Then, a flash of brilliant red, receding into the gloom. Another.

Suddenly a huge head rears up, surrounded by a ruff of magnificent red spikes tipped with gold. The mouth opens, slowly, showing needle sharp teeth. The serpent’s eyes hold endless sadness -

The scene changes. A perfect, cloudless blue sky. A red bird in the distance flies closer, and closer, and closer still, and it is not a bird but a dragon, its impossibly red scales blinding in the sun. It hovers, stretching out its neck until there is nothing in the world but its head and its ageless, accusing eyes.

I sat up in bed with a start, the bedclothes tangled around me and my breath coming in short gasps. The same dream again. I’d had it for four nights running.

After a moment I swung my legs over the side of the bed and stood up, shrugging into a light robe. I sighed; there would be no more sleep for me tonight. I drifted from the bedroom into my shop. Light from a streetlamp outside fell on bins of beads and shelves stocked with wooden cups and figurines. It was comforting, to be surrounded by the work of my own hands.

I went into the back and found a carving knife and two small elongated pieces of wood, taking them to a chair set in the window. I did not light any lamps. I didn’t need to see, only feel.

The dragon and the serpent. I hefted one of the pieces of wood in my right hand. What did it mean?

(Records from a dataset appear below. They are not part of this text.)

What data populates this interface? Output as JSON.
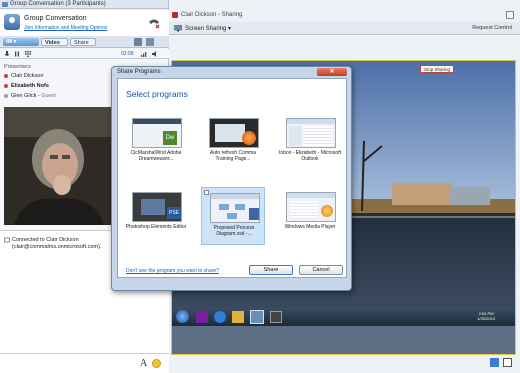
{
  "left_window": {
    "title": "Group Conversation (3 Participants)",
    "conversation_title": "Group Conversation",
    "info_link": "Join Information and Meeting Options",
    "modality": {
      "im_label": "IM",
      "video_label": "Video",
      "share_label": "Share"
    },
    "call_time": "03:09",
    "presenters_label": "Presenters",
    "participants": [
      {
        "name": "Clair Dickson",
        "status_color": "#d23c2c"
      },
      {
        "name": "Elizabeth Nofs",
        "status_color": "#d23c2c"
      },
      {
        "name": "Glen Glick",
        "role": "Guest",
        "status_color": "#9aa3ad"
      }
    ],
    "chat": {
      "line1": "Connected to Clair Dickson",
      "line2": "(clair@commalms.onmicrosoft.com)."
    },
    "font_icon_label": "A"
  },
  "right_window": {
    "title": "Clair Dickson - Sharing",
    "screen_sharing_label": "Screen Sharing",
    "request_control": "Request Control",
    "stop_sharing": "Stop Sharing",
    "taskbar_time": "2:04 PM",
    "taskbar_date": "1/30/2013"
  },
  "dialog": {
    "title": "Share Programs",
    "heading": "Select programs",
    "programs": [
      {
        "label": "CicMarshalWnd Adobe Dreamweaver...",
        "icon": "dreamweaver-thumbnail"
      },
      {
        "label": "Auto refresh Comma Training Page...",
        "icon": "firefox-thumbnail"
      },
      {
        "label": "Inbox - Elizabeth - Microsoft Outlook",
        "icon": "outlook-thumbnail"
      },
      {
        "label": "Photoshop Elements Editor",
        "icon": "photoshop-thumbnail"
      },
      {
        "label": "Proposed Process Diagram.vsd -...",
        "icon": "visio-thumbnail"
      },
      {
        "label": "Windows Media Player",
        "icon": "media-player-thumbnail"
      }
    ],
    "dont_see_link": "Don't see the program you want to share?",
    "share_button": "Share",
    "cancel_button": "Cancel"
  },
  "colors": {
    "accent_blue": "#1b52a8",
    "link_blue": "#1a62c8",
    "presence_busy": "#d23c2c",
    "selection": "#cde3f8"
  }
}
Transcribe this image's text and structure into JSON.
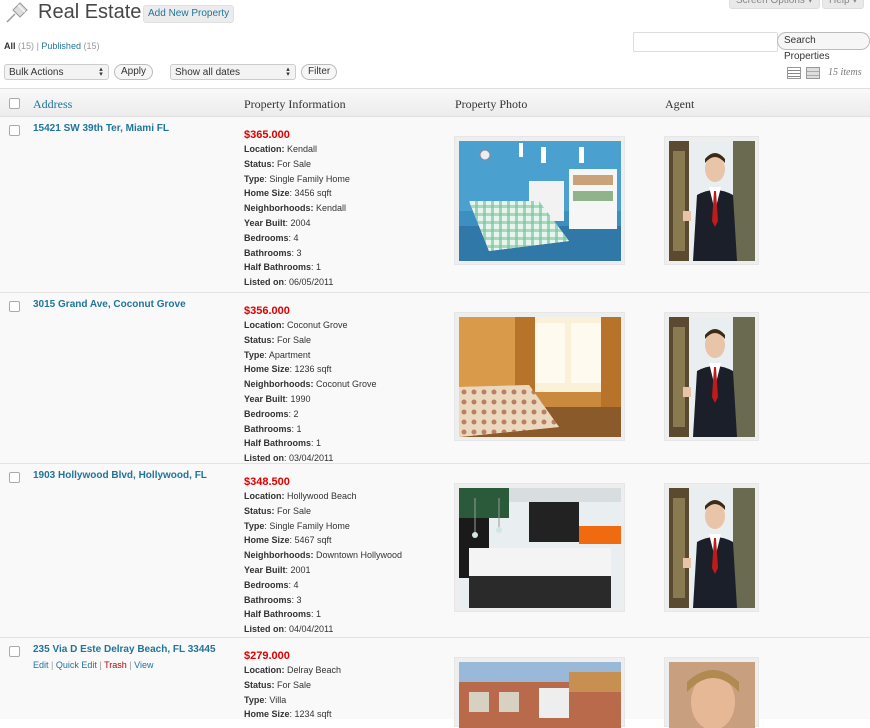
{
  "header": {
    "title": "Real Estate",
    "add_new": "Add New Property",
    "screen_options": "Screen Options ▾",
    "help": "Help ▾"
  },
  "filters": {
    "all_label": "All",
    "all_count": "(15)",
    "separator": "|",
    "published_label": "Published",
    "published_count": "(15)"
  },
  "search": {
    "placeholder": "",
    "button": "Search Properties"
  },
  "toolbar": {
    "bulk_actions": "Bulk Actions",
    "apply": "Apply",
    "dates": "Show all dates",
    "filter": "Filter",
    "items_count": "15 items"
  },
  "columns": {
    "address": "Address",
    "info": "Property Information",
    "photo": "Property Photo",
    "agent": "Agent"
  },
  "labels": {
    "location": "Location:",
    "status": "Status:",
    "type": "Type",
    "home_size": "Home Size",
    "neighborhoods": "Neighborhoods:",
    "year_built": "Year Built",
    "bedrooms": "Bedrooms",
    "bathrooms": "Bathrooms",
    "half_bathrooms": "Half Bathrooms",
    "listed_on": "Listed on"
  },
  "row_actions": {
    "edit": "Edit",
    "quick_edit": "Quick Edit",
    "trash": "Trash",
    "view": "View",
    "sep": "|"
  },
  "properties": [
    {
      "address": "15421 SW 39th Ter, Miami FL",
      "price": "$365.000",
      "location": "Kendall",
      "status": "For Sale",
      "type": "Single Family Home",
      "home_size": "3456 sqft",
      "neighborhoods": "Kendall",
      "year_built": "2004",
      "bedrooms": "4",
      "bathrooms": "3",
      "half_bathrooms": "1",
      "listed_on": "06/05/2011",
      "photo_icon": "bedroom-blue-photo",
      "agent_icon": "agent-suit-photo"
    },
    {
      "address": "3015 Grand Ave, Coconut Grove",
      "price": "$356.000",
      "location": "Coconut Grove",
      "status": "For Sale",
      "type": "Apartment",
      "home_size": "1236 sqft",
      "neighborhoods": "Coconut Grove",
      "year_built": "1990",
      "bedrooms": "2",
      "bathrooms": "1",
      "half_bathrooms": "1",
      "listed_on": "03/04/2011",
      "photo_icon": "bedroom-warm-photo",
      "agent_icon": "agent-suit-photo"
    },
    {
      "address": "1903 Hollywood Blvd, Hollywood, FL",
      "price": "$348.500",
      "location": "Hollywood Beach",
      "status": "For Sale",
      "type": "Single Family Home",
      "home_size": "5467 sqft",
      "neighborhoods": "Downtown Hollywood",
      "year_built": "2001",
      "bedrooms": "4",
      "bathrooms": "3",
      "half_bathrooms": "1",
      "listed_on": "04/04/2011",
      "photo_icon": "kitchen-photo",
      "agent_icon": "agent-suit-photo"
    },
    {
      "address": "235 Via D Este Delray Beach, FL 33445",
      "price": "$279.000",
      "location": "Delray Beach",
      "status": "For Sale",
      "type": "Villa",
      "home_size": "1234 sqft",
      "photo_icon": "villa-exterior-photo",
      "agent_icon": "agent-portrait-photo"
    }
  ],
  "colors": {
    "link": "#21759b",
    "price": "#dd0000",
    "trash": "#bb0000"
  }
}
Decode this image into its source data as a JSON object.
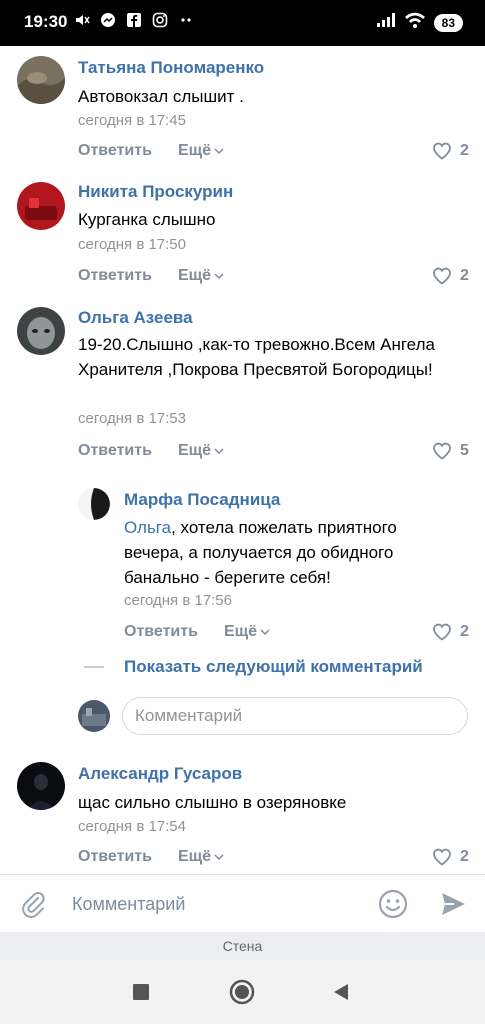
{
  "status": {
    "time": "19:30",
    "battery": "83",
    "left_icons": [
      "mute-icon",
      "messenger-icon",
      "facebook-icon",
      "instagram-icon",
      "more-dots-icon"
    ],
    "right_icons": [
      "signal-icon",
      "wifi-icon",
      "battery-icon"
    ]
  },
  "actions": {
    "reply_label": "Ответить",
    "more_label": "Ещё"
  },
  "comments": [
    {
      "author": "Татьяна Пономаренко",
      "text": "Автовокзал слышит .",
      "time": "сегодня в 17:45",
      "likes": "2"
    },
    {
      "author": "Никита Проскурин",
      "text": "Курганка слышно",
      "time": "сегодня в 17:50",
      "likes": "2"
    },
    {
      "author": "Ольга Азеева",
      "text": "19-20.Слышно ,как-то тревожно.Всем Ангела Хранителя ,Покрова Пресвятой Богородицы!",
      "time": "сегодня в 17:53",
      "likes": "5"
    },
    {
      "author": "Марфа Посадница",
      "mention": "Ольга",
      "text": ", хотела пожелать приятного вечера, а получается до обидного банально - берегите себя!",
      "time": "сегодня в 17:56",
      "likes": "2"
    },
    {
      "author": "Александр Гусаров",
      "text": "щас сильно слышно в озеряновке",
      "time": "сегодня в 17:54",
      "likes": "2"
    }
  ],
  "show_next_label": "Показать следующий комментарий",
  "reply_placeholder": "Комментарий",
  "bottom": {
    "placeholder": "Комментарий",
    "icons": [
      "attach-icon",
      "emoji-icon",
      "send-icon"
    ]
  },
  "footer_tab": "Стена",
  "navbar_icons": [
    "recent-apps-icon",
    "home-icon",
    "back-icon"
  ],
  "colors": {
    "link": "#3f72a8",
    "secondary": "#818c99",
    "time": "#939393"
  }
}
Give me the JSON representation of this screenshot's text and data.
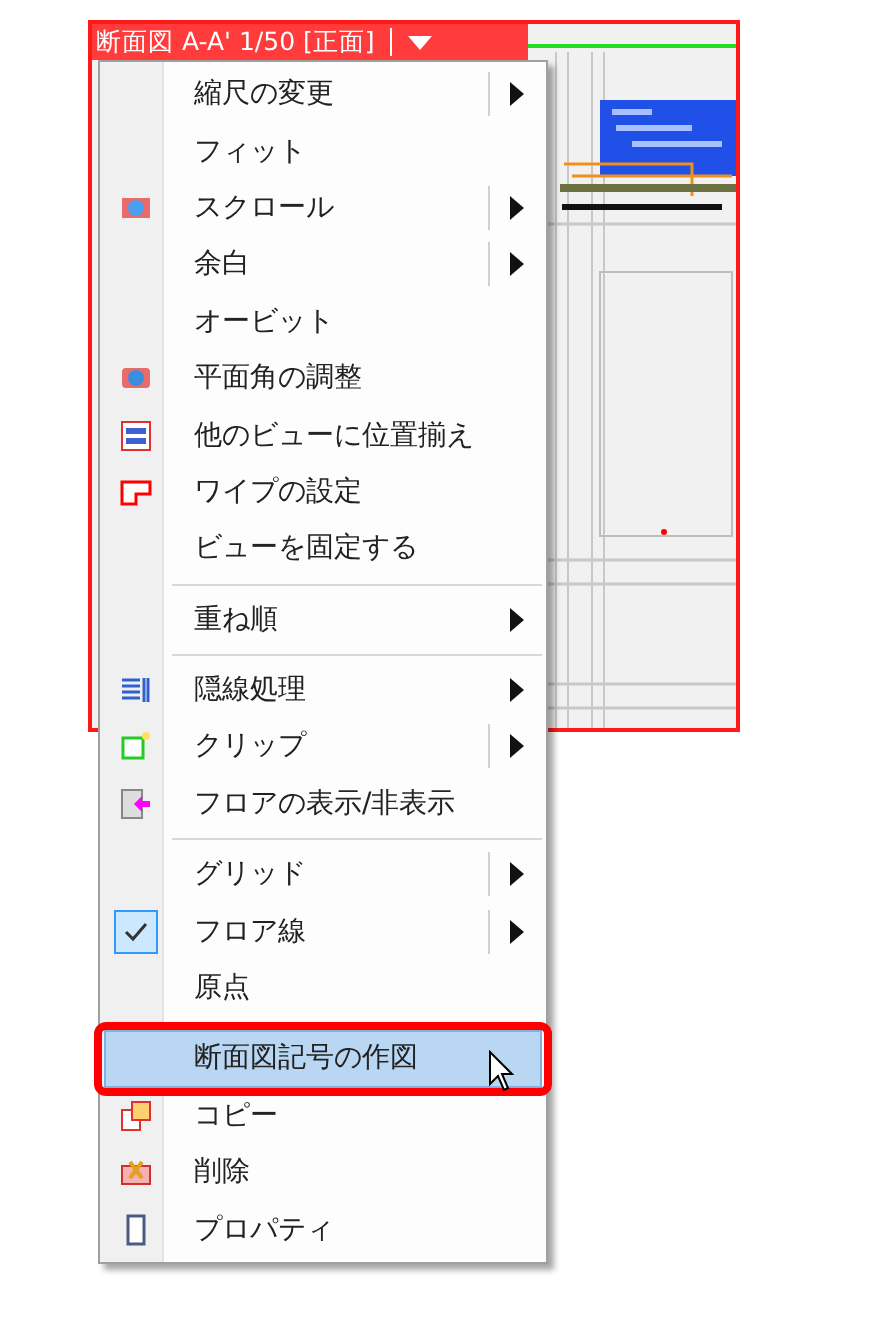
{
  "view": {
    "title": "断面図 A-A' 1/50 [正面]"
  },
  "menu": [
    {
      "kind": "item",
      "label": "縮尺の変更",
      "submenu": true,
      "split": true,
      "selected": false
    },
    {
      "kind": "item",
      "label": "フィット",
      "selected": false
    },
    {
      "kind": "item",
      "label": "スクロール",
      "submenu": true,
      "split": true,
      "selected": false
    },
    {
      "kind": "item",
      "label": "余白",
      "submenu": true,
      "split": true,
      "selected": false
    },
    {
      "kind": "item",
      "label": "オービット",
      "selected": false
    },
    {
      "kind": "item",
      "label": "平面角の調整",
      "selected": false
    },
    {
      "kind": "item",
      "label": "他のビューに位置揃え",
      "selected": false
    },
    {
      "kind": "item",
      "label": "ワイプの設定",
      "selected": false
    },
    {
      "kind": "item",
      "label": "ビューを固定する",
      "selected": false
    },
    {
      "kind": "separator"
    },
    {
      "kind": "item",
      "label": "重ね順",
      "submenu": true,
      "selected": false
    },
    {
      "kind": "separator"
    },
    {
      "kind": "item",
      "label": "隠線処理",
      "submenu": true,
      "selected": false
    },
    {
      "kind": "item",
      "label": "クリップ",
      "submenu": true,
      "split": true,
      "selected": false
    },
    {
      "kind": "item",
      "label": "フロアの表示/非表示",
      "selected": false
    },
    {
      "kind": "separator"
    },
    {
      "kind": "item",
      "label": "グリッド",
      "submenu": true,
      "split": true,
      "selected": false
    },
    {
      "kind": "item",
      "label": "フロア線",
      "checked": true,
      "submenu": true,
      "split": true,
      "selected": false
    },
    {
      "kind": "item",
      "label": "原点",
      "selected": false
    },
    {
      "kind": "separator"
    },
    {
      "kind": "item",
      "label": "断面図記号の作図",
      "selected": true,
      "outlined": true
    },
    {
      "kind": "item",
      "label": "コピー",
      "selected": false
    },
    {
      "kind": "item",
      "label": "削除",
      "selected": false
    },
    {
      "kind": "item",
      "label": "プロパティ",
      "selected": false
    }
  ]
}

A tiny curl of wood fell to the floor.

I sat in the dark and carved a dragon and a serpent, and I thought about destiny.